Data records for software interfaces
:::::
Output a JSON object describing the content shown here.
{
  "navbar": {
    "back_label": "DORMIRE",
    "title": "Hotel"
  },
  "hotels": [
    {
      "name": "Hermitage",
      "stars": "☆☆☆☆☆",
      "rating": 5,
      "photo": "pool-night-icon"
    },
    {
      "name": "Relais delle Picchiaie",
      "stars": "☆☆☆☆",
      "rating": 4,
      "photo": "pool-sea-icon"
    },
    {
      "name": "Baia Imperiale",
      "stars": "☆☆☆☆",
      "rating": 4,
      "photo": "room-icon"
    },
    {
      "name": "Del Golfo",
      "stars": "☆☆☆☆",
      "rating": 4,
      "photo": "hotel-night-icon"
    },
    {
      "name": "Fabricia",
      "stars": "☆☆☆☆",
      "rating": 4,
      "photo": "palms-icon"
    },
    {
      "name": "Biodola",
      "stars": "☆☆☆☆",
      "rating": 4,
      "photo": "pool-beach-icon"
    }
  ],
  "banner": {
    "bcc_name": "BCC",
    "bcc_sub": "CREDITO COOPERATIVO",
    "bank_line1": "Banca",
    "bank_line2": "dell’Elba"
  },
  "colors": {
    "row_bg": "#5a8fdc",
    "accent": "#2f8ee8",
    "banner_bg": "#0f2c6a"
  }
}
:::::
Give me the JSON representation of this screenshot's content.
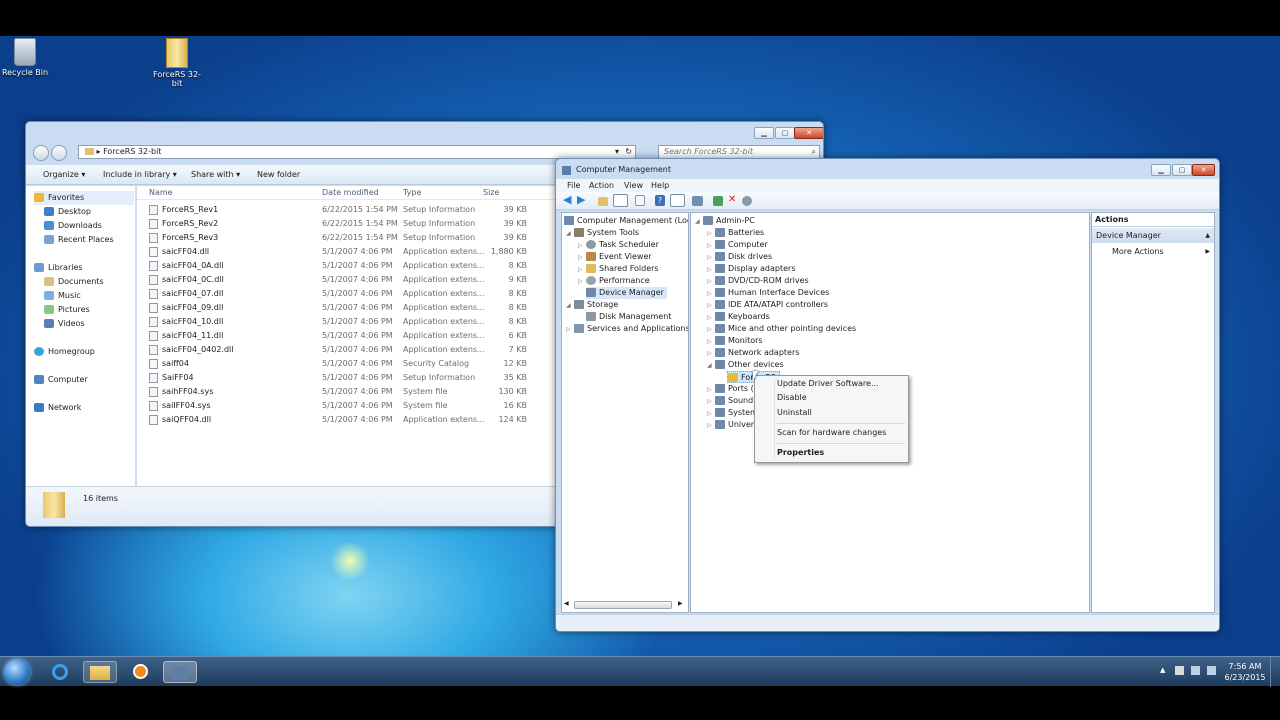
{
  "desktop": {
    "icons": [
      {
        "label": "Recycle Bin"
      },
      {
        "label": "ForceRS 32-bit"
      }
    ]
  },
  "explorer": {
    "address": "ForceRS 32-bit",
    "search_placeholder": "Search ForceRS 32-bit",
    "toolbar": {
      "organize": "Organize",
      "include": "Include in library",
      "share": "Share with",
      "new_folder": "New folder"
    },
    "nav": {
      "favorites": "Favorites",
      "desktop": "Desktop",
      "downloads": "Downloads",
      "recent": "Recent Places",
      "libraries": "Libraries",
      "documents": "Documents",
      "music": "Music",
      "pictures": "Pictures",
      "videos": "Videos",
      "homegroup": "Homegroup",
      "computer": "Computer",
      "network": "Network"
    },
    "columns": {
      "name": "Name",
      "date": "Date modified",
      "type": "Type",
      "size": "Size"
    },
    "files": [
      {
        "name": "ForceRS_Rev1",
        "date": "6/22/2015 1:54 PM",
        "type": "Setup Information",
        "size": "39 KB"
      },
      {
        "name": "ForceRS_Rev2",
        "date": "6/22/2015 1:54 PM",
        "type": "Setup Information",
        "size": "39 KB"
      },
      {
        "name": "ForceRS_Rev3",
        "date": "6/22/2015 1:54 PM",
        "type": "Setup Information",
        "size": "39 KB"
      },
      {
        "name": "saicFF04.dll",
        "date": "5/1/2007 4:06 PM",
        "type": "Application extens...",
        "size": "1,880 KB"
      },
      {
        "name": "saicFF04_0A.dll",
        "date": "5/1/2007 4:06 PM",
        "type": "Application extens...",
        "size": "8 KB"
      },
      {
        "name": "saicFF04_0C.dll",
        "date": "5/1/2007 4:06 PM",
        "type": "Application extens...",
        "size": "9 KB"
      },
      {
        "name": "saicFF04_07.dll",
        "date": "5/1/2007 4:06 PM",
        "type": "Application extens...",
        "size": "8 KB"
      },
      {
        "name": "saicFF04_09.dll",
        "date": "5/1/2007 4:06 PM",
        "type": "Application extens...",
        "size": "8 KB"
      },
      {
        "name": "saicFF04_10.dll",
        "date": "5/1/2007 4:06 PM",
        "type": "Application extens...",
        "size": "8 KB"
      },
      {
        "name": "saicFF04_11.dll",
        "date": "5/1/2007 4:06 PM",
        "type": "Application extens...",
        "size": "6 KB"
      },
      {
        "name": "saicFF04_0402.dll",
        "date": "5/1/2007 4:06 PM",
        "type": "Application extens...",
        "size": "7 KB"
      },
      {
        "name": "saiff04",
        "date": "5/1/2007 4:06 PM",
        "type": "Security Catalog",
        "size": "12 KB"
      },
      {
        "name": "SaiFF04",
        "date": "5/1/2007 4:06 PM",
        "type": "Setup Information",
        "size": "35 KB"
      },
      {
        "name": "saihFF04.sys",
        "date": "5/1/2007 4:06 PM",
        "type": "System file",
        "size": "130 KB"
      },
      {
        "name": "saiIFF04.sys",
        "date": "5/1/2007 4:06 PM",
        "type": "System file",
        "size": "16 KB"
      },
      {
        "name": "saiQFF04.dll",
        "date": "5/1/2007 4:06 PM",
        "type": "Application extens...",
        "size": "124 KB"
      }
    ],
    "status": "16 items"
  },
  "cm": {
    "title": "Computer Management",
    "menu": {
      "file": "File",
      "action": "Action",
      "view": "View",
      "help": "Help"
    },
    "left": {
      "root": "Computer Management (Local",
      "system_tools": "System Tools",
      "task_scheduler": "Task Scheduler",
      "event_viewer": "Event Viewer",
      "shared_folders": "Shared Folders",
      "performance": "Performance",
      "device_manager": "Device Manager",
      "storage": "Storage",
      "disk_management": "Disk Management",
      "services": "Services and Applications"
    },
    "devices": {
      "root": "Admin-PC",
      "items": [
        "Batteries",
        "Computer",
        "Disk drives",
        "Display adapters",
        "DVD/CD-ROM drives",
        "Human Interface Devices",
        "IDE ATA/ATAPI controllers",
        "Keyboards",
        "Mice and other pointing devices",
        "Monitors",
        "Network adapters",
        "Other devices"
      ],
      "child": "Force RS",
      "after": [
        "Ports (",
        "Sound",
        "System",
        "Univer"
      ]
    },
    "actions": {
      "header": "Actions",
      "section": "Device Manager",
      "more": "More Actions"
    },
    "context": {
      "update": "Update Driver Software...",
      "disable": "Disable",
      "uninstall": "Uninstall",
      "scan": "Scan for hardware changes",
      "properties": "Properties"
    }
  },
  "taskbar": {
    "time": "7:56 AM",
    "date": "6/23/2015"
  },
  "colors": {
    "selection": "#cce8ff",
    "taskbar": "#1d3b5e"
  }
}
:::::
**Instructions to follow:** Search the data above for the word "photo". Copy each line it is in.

**Task result:**
      "photo": "pool-night-icon"
      "photo": "pool-sea-icon"
      "photo": "room-icon"
      "photo": "hotel-night-icon"
      "photo": "palms-icon"
      "photo": "pool-beach-icon"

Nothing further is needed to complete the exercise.